▶ WHAT IS BEING ASKED
Search the records below for the string "ответить" and copy each line where it turns up.

[Interface dataset entries]

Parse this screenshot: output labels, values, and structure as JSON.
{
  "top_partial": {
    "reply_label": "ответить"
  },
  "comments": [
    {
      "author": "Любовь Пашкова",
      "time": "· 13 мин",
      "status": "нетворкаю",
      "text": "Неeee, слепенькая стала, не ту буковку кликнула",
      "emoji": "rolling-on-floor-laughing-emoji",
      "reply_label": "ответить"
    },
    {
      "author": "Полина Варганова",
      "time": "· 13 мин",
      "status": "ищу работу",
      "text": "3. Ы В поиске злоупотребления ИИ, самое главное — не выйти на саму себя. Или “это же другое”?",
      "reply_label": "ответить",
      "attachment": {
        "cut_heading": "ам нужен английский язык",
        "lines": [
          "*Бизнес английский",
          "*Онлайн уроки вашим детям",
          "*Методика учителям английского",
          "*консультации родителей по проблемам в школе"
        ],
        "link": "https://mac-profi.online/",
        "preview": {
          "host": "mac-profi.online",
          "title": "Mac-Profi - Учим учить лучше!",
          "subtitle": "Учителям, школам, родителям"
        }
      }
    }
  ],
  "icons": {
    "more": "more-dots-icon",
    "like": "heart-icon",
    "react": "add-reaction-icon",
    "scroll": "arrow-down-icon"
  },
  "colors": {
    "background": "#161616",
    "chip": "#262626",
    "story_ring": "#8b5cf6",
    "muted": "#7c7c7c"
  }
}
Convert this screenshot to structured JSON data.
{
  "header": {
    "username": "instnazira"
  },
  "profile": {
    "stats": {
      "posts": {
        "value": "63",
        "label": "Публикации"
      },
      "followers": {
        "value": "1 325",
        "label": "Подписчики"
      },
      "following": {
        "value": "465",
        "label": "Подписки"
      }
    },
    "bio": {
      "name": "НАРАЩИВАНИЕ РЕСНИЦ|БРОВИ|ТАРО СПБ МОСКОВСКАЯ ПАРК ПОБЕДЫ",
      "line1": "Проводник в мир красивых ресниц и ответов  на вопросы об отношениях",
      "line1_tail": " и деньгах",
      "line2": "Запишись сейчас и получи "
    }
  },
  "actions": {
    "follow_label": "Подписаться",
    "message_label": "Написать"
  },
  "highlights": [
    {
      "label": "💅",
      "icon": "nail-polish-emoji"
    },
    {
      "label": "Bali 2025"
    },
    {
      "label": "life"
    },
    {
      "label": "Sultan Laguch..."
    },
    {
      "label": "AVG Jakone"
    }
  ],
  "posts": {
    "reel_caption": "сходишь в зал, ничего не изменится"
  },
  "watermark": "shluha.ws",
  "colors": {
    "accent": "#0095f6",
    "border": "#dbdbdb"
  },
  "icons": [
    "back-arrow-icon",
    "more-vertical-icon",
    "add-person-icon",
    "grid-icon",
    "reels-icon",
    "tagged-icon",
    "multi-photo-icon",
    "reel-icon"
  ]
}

▶ RESULT OF THIS TASK
    "reply_label": "ответить"
      "reply_label": "ответить"
      "reply_label": "ответить",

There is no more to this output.